New! Stephen Pennington, Ph. D. (University College Dublin): Label-free LC-MS and MRM assay development for discovery and verification of biomarkers for organ confined prostate cancer
Prostate cancer is a major cause of cancer deaths in men but many men live for relatively asymptomatic with the disease for years. Existing diagnostic tests, including PSA, are not ‘fit for purpose’ in that they do not support the key treatment (or no treatment) decisions that need to be made in the management of patients with prostate cancer. We’ve assembled a panel of protein biomarkers in blood that might support one such treatment decision and are using Skyline developed MRM assays to validate and advance a clinically useful protein biomarker signature. (More info...)

Jeffrey Whiteaker, Ph. D. (Paulovich Lab, Fred Hutchinson Cancer Research Center): CPTAC Assay Portal: a community web-based repository for well-characterized quantitative targeted proteomics assays
The Clinical Proteomic Tumor Analysis Consortium (CPTAC) of the National Cancer Institute (NCI) has launched an Assay Portal (http://assays.cancer.gov) to serve as a public repository of well-characterized quantitative, targeted proteomic assays. The purpose of the CPTAC Assay Portal is to facilitate widespread adoption of targeted MS assays by disseminating SOPs, reagents, and assay characterization data (linked to the portal through Panorama, https://panoramaweb.org). This resentation will describe the content and features of the assay portal, as well as how users can download and contribute targeted assays. (More info...)

New! Kristin R. Wildsmith, Ph. D. (Genentech): Skyline & Panorama Case Study: Targeted proteomics enables Alzheimer’s disease biomarker development
Developing biomarkers is no easy task, yet they are critical for successful drug development and for clinical diagnostics. To help fill the gap between discovery and clinical validation, with the help of Skyline, we developed a targeted-proteomic, multiple reaction monitoring (MRM) assay for the quantitation of 39 peptides corresponding to 30 cerebrospinal fluid (CSF) proteins. The candidate biomarkers were selected from multiple proteomic discovery experiments and biology that linked them to Alzheimer’s disease (AD). (More info...)

 

Sponsors

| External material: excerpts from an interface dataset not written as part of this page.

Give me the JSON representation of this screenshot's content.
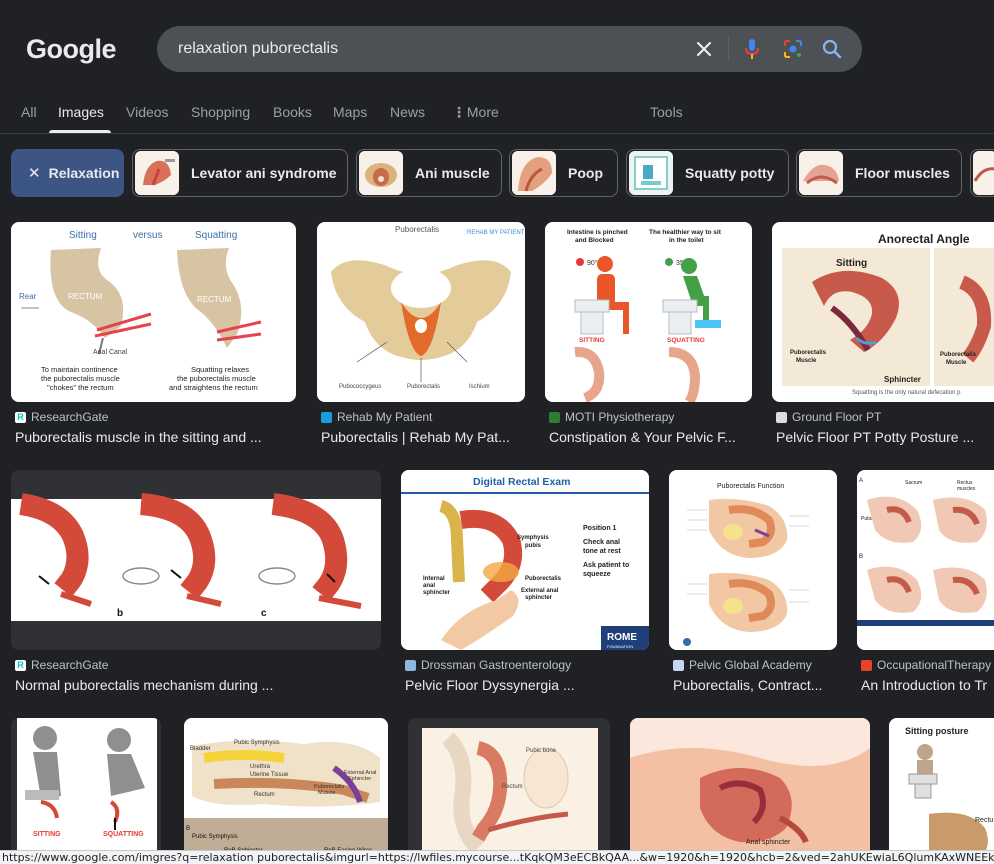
{
  "logo": "Google",
  "search": {
    "query": "relaxation puborectalis"
  },
  "tabs": [
    {
      "label": "All"
    },
    {
      "label": "Images"
    },
    {
      "label": "Videos"
    },
    {
      "label": "Shopping"
    },
    {
      "label": "Books"
    },
    {
      "label": "Maps"
    },
    {
      "label": "News"
    },
    {
      "label": "More"
    }
  ],
  "tools_label": "Tools",
  "chips": [
    {
      "label": "Relaxation",
      "selected": true
    },
    {
      "label": "Levator ani syndrome"
    },
    {
      "label": "Ani muscle"
    },
    {
      "label": "Poop"
    },
    {
      "label": "Squatty potty"
    },
    {
      "label": "Floor muscles"
    }
  ],
  "results": [
    {
      "source": "ResearchGate",
      "title": "Puborectalis muscle in the sitting and ...",
      "image_text": {
        "sitting": "Sitting",
        "versus": "versus",
        "squatting": "Squatting",
        "rear": "Rear",
        "rectum": "RECTUM",
        "anal_canal": "Anal Canal",
        "caption_left": [
          "To maintain continence",
          "the puborectalis muscle",
          "\"chokes\" the rectum"
        ],
        "caption_right": [
          "Squatting relaxes",
          "the puborectalis muscle",
          "and straightens the rectum"
        ]
      }
    },
    {
      "source": "Rehab My Patient",
      "title": "Puborectalis | Rehab My Pat...",
      "image_text": {
        "top": "Puborectalis",
        "brand": "REHAB MY PATIENT",
        "l1": "Pubococcygeus",
        "l2": "Puborectalis",
        "l3": "Ischium"
      }
    },
    {
      "source": "MOTI Physiotherapy",
      "title": "Constipation & Your Pelvic F...",
      "image_text": {
        "left_head": [
          "Intestine is pinched",
          "and Blocked"
        ],
        "right_head": [
          "The healthier way to sit",
          "in the toilet"
        ],
        "left_angle": "90°",
        "right_angle": "35°",
        "sitting": "SITTING",
        "squatting": "SQUATTING"
      }
    },
    {
      "source": "Ground Floor PT",
      "title": "Pelvic Floor PT Potty Posture ...",
      "image_text": {
        "title": "Anorectal Angle",
        "sitting": "Sitting",
        "pr1": [
          "Puborectalis",
          "Muscle"
        ],
        "pr2": [
          "Puborectalis",
          "Muscle"
        ],
        "sphincter": "Sphincter",
        "caption": "Squatting is the only natural defecation p"
      }
    },
    {
      "source": "ResearchGate",
      "title": "Normal puborectalis mechanism during ...",
      "image_text": {
        "b": "b",
        "c": "c"
      }
    },
    {
      "source": "Drossman Gastroenterology",
      "title": "Pelvic Floor Dyssynergia ...",
      "image_text": {
        "title": "Digital Rectal Exam",
        "symphysis": [
          "Symphysis",
          "pubis"
        ],
        "position": "Position 1",
        "check": [
          "Check anal",
          "tone at rest"
        ],
        "ask": [
          "Ask patient to",
          "squeeze"
        ],
        "puborectalis": "Puborectalis",
        "internal": [
          "Internal",
          "anal",
          "sphincter"
        ],
        "external": [
          "External anal",
          "sphincter"
        ],
        "rome": "ROME",
        "foundation": "FOUNDATION"
      }
    },
    {
      "source": "Pelvic Global Academy",
      "title": "Puborectalis, Contract...",
      "image_text": {
        "title": "Puborectalis Function"
      }
    },
    {
      "source": "OccupationalTherapy",
      "title": "An Introduction to Tr",
      "image_text": {
        "a": "A",
        "b": "B",
        "sacrum": "Sacrum",
        "rectus": [
          "Rectus",
          "muscles"
        ],
        "pubis": "Pubis"
      }
    },
    {
      "image_text": {
        "sitting": "SITTING",
        "squatting": "SQUATTING"
      }
    },
    {
      "image_text": {
        "bladder": "Bladder",
        "pubic": "Pubic Symphysis",
        "urethra": "Urethra",
        "uterine": "Uterine Tissue",
        "rectum": "Rectum",
        "pr": [
          "Puborectalis",
          "Muscle"
        ],
        "ext": [
          "External Anal",
          "Sphincter"
        ],
        "pubic2": "Pubic Symphysis",
        "b": "B",
        "rnb": "RnB Sphincter",
        "rnb2": "RnB Facing Wires"
      }
    },
    {
      "image_text": {
        "pubic_bone": "Pubic bone",
        "rectum": "Rectum"
      }
    },
    {
      "image_text": {
        "anal": "Anal sphincter"
      }
    },
    {
      "image_text": {
        "title": "Sitting posture",
        "rectu": "Rectu"
      }
    }
  ],
  "status_url": "https://www.google.com/imgres?q=relaxation puborectalis&imgurl=https://lwfiles.mycourse...tKqkQM3eECBkQAA...&w=1920&h=1920&hcb=2&ved=2ahUKEwiaL6QlumKAxWNEEkFHVxh"
}
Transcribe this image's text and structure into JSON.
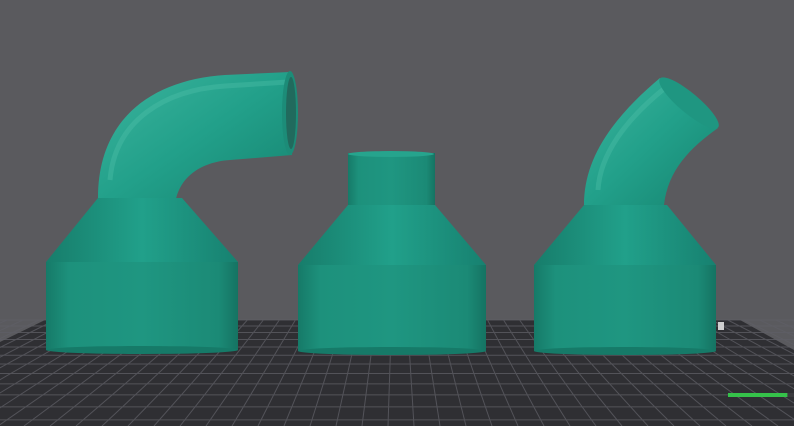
{
  "viewport": {
    "background_color": "#5a5a5e",
    "bed_color": "#2f2f33",
    "bed_grid_color": "#6a6a70",
    "model_color": "#1f9681",
    "model_shade_color": "#157362",
    "model_highlight_color": "#3bb39c",
    "progress_color": "#35c24a",
    "progress_fraction": 0.09
  },
  "models": [
    {
      "label": "",
      "shape": "90-degree-elbow-adapter"
    },
    {
      "label": "",
      "shape": "straight-adapter"
    },
    {
      "label": "",
      "shape": "45-degree-angled-adapter"
    }
  ]
}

AB SCIEX Agilent Technologies
Bruker Shimadzu
Thermo Scientific      Waters
Cambridge Isotope Laboratories LabKey Software



Directions to Westminster Hall


Need help getting to Westminster Hall in Baltimore?  Have a look at the attached files below.